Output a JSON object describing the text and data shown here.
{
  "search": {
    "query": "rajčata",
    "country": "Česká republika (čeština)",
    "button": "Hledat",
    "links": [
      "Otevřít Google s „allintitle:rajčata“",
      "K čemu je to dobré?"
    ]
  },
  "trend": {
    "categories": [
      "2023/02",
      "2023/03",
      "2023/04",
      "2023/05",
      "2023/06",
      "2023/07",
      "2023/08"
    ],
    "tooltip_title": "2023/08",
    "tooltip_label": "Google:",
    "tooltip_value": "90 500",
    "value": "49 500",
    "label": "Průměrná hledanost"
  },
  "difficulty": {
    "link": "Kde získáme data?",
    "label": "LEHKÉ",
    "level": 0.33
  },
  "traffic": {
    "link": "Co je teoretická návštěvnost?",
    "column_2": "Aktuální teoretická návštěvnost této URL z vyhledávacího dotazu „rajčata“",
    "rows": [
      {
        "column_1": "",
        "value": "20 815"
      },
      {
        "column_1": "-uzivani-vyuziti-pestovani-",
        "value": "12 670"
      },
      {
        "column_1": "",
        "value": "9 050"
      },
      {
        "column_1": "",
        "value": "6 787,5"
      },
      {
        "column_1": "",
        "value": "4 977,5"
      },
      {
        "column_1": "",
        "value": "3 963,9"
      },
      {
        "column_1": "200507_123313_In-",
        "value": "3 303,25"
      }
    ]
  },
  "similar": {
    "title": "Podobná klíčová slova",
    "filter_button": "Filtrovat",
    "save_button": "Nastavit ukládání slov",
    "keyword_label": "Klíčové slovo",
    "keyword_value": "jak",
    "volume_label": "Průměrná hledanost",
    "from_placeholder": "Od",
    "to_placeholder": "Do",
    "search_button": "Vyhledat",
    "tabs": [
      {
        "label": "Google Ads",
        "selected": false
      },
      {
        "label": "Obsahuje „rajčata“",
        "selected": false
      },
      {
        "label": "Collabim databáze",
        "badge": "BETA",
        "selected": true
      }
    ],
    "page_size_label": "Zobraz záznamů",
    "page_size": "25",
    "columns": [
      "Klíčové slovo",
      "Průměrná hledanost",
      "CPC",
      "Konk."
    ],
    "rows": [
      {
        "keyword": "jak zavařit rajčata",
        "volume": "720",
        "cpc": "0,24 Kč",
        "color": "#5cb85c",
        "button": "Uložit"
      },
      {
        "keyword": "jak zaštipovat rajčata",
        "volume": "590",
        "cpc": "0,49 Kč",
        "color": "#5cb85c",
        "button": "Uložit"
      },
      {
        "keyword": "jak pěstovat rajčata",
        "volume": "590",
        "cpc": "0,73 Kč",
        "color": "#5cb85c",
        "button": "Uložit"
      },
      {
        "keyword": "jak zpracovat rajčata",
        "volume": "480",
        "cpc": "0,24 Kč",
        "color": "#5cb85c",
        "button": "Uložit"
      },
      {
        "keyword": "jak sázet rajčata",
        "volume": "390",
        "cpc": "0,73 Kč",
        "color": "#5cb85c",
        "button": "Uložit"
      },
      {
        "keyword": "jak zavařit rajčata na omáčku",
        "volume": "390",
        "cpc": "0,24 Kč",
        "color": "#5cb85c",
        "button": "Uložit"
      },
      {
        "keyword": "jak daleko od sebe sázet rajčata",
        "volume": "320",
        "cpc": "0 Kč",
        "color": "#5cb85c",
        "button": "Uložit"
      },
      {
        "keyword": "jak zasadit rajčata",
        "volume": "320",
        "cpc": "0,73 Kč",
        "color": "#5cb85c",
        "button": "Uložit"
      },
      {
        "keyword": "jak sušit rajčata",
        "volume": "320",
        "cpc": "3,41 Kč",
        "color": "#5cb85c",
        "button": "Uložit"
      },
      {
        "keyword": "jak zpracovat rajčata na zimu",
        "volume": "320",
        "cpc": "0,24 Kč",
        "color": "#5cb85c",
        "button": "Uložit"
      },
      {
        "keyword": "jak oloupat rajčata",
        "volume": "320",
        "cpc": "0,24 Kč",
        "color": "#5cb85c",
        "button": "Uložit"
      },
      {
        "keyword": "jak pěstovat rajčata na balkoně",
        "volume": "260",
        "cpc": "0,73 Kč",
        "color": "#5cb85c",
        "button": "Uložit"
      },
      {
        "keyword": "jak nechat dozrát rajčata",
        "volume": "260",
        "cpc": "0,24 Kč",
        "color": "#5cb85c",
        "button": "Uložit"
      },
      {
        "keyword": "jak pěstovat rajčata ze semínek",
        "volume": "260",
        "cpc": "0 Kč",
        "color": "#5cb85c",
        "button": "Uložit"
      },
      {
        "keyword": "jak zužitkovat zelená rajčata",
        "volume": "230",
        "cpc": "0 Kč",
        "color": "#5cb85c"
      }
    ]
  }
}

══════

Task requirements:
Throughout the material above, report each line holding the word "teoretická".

Your solution:
    "link": "Co je teoretická návštěvnost?",
    "column_2": "Aktuální teoretická návštěvnost této URL z vyhledávacího dotazu „rajčata“",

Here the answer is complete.